# Display Resolution Is Not Accuracy

Casual users of digital instrumentation often assume that more resolution on the display provides a more accurate measurement – that an extra digit in the readout gives a decade improvement in accuracy. This is rarely the case.

Resolution is the least value of the measured quantity that can be distinguished. In a digital meter, display resolution is usually the numeric value associated with the least significant digit on the readout. Examples: 0.001V on a voltmeter, 0.1mA on an ammeter. On meters with multiple ranges or functions, rather than list a value for every range, resolution is often expressed as the number of displayed digits.

Digits Displayed Values

3 0-999 (1,000 counts)
4 0-9999 (10,000 counts)
5 0-99999 (100,000 counts)

The user determines the resolution for a particular range based on the decimal position. For example, the least significant digit on the 10V range of a 3-digit meter is 0.01V.

Often a meter won’t display the full 0 to 9 range in the first digit. In this case, a fractional number of digits is used to describe the meter measurement span. Typical values are:

Digits Displayed Values

3½ 0-1999 (2,000 counts)
3¾ 0-3999 (4,000 counts)
4½ 0-19999 (20,000 counts)
4¾ 0-39999 (40,000 counts)

This additional span doesn’t change the resolution. On the same range, a 3-digit meter has the same resolution as a 3½-digit meter. The least significant digit on the 20V range of a 3½-digit meter is still 0.01V. Note that a meter that reads positive and negative signals, such as a DMM, has double this number of display counts. Again, the resolution doesn’t change.

Two Special Cases Are Worth Noting:
Some meters do not display every possible value of the least significant digit. One example of this is an inexpensive bath scale. While the readout has a tenth-pound resolution, the scale may only be capable of showing one-half-pound increments. Therefore, the resolution is one-half pound. Some temperature meters exhibit this characteristic due to the way sensor linearization is handled.

Averaging multiple readings can increase the measurement resolution beyond what the display shows. To do this, a user watches the display and interpolates an extra digit of resolution based on the number of readings at two adjacent values. For example: five readings of 103 and five readings of 104 interpolates to a value of 1035. While difficult to do visually, this can easily be done with meters that have a computer interface.

Accuracy is how far the measured value deviates from the true or ideal value. In a digital meter, depending on the format of the accuracy specification, resolution may affect accuracy.
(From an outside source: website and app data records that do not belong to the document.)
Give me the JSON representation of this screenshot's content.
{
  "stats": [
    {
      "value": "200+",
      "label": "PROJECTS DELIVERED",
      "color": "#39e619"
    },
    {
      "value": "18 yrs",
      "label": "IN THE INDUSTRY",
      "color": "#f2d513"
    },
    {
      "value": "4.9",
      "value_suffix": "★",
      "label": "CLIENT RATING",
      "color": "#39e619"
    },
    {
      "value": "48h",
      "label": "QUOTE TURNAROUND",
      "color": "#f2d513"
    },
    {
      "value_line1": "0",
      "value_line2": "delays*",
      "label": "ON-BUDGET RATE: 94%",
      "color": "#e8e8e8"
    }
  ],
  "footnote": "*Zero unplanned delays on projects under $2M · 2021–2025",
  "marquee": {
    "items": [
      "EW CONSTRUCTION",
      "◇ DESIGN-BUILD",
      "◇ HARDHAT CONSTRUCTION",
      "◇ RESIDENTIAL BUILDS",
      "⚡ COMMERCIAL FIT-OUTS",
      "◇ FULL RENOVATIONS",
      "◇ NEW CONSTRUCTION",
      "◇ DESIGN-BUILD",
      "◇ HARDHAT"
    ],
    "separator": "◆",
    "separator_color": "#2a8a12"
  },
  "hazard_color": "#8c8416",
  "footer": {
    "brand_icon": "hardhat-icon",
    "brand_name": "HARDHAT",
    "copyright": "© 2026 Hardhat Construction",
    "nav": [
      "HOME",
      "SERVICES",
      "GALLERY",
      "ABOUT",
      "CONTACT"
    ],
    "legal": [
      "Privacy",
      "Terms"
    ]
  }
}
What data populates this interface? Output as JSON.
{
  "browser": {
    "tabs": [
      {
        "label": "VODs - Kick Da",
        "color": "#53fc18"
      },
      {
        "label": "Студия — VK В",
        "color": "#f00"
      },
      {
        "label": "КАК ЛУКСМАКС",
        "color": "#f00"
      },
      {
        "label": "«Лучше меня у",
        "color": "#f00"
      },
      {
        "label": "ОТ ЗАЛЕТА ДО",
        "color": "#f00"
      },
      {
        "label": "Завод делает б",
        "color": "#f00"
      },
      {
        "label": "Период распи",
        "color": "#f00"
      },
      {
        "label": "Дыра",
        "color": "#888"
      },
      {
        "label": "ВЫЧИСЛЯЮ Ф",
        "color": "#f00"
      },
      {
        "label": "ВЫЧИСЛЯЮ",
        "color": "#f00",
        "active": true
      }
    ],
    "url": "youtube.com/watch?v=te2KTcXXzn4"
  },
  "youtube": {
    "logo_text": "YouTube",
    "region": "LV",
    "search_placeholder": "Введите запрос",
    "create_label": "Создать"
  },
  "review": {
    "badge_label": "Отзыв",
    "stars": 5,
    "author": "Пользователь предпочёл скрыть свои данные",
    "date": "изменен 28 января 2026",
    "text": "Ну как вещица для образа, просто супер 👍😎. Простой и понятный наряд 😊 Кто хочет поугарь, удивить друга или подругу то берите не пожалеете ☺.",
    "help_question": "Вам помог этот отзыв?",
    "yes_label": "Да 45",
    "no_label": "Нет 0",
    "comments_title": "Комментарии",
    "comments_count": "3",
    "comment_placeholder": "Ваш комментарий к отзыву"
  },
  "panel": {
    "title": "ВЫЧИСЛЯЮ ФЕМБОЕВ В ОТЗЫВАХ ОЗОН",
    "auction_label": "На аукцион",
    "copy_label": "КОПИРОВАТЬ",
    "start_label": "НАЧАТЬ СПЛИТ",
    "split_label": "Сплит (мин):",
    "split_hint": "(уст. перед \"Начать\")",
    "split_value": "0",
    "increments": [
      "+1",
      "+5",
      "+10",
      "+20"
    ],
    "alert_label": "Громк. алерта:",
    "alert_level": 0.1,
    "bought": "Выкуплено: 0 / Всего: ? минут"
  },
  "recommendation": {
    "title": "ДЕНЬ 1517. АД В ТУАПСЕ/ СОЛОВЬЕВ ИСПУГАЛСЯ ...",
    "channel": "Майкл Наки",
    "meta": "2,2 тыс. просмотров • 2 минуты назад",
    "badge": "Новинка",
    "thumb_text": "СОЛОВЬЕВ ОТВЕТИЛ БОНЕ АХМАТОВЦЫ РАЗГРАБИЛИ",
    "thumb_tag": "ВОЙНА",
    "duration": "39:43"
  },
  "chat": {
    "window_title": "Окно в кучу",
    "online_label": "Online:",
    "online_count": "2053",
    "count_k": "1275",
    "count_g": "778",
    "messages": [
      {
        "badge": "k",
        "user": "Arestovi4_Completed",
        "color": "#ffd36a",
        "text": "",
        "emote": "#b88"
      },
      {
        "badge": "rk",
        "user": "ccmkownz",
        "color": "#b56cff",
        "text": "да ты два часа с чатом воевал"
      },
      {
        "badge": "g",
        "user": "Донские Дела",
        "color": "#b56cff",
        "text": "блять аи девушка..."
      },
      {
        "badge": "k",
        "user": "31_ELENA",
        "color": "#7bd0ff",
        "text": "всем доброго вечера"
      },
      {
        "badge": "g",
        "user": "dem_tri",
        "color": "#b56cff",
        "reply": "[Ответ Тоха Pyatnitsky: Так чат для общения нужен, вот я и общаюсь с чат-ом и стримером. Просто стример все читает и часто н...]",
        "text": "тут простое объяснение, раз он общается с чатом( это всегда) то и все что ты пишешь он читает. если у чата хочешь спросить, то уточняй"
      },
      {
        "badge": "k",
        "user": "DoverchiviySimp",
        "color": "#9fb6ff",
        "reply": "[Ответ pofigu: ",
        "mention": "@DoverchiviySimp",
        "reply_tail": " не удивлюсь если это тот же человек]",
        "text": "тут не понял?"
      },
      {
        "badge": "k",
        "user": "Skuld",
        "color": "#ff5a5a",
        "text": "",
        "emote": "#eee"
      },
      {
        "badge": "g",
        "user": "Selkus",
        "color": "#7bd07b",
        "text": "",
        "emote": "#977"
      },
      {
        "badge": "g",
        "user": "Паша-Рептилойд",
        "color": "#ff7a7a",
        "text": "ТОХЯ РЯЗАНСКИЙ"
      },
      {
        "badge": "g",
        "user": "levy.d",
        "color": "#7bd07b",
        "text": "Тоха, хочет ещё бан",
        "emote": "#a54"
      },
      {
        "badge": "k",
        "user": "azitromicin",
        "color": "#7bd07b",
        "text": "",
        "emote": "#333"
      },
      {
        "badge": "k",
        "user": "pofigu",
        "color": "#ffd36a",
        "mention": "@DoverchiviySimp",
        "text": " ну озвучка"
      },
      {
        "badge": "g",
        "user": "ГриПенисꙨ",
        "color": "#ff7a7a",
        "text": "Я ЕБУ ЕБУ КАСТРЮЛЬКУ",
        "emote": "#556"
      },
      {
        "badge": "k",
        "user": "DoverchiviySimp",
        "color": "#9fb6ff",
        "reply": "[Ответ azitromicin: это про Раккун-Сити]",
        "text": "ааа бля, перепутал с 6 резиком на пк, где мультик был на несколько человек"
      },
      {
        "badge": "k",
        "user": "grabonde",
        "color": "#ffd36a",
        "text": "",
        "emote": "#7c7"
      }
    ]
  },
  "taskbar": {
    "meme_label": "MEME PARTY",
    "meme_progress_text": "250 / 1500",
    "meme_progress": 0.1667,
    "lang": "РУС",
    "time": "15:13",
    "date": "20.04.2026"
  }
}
If the meter accuracy is specified as a percent of full scale or span, then resolution has no impact on accuracy. If a 3-digit meter and a 4-digit meter both have an accuracy of 1% of full scale, they have identical measurement accuracy at any level. The additional resolution does not provide better accuracy. Meters for physical parameters such as pressure, level, and temperature, often specify accuracy as a percent of span.

For electrical parameters such as voltage, current, and resistance, digital meter accuracy is typically specified as a percent of reading plus a number of counts in the least significant digit. Here additional resolution provides some accuracy improvement.

Example: Meter accuracy is 0.1% of reading plus 2 counts. For a 10V reading on the 10V range:

Display Reading % reading + counts Accuracy

3 digit 10.00 10mV + 20mV 30mV
4 digit 10.000 10mV + 2mV 12mV

The extra digit of resolution provides approximately a 2.5X better accuracy.

Fortunately, digital meters with higher resolution typically have a better ‘of reading’ specification. In this case, improved accuracy is due to a combination of both factors.

Example: 3-digit meter accuracy same as above. 4-digit meter accuracy 0.04% plus 2 counts. For the same 10V signal on the 10V range:

Meter Reading % reading + counts Accuracy

3 digit 10.00 10mV + 20mV 30mV
4 digit 10.000 4mV + 2mV 6mV

This 4-digit meter provides a 5X accuracy improvement.

More information on how accuracy is specified for both digital and analog meters can be found in an earlier posting – Meter Accuracy Explained.

In summary, the display resolution should not be confused with accuracy. Better resolution may contribute to better accuracy. However, the two parameters need to be considered separately.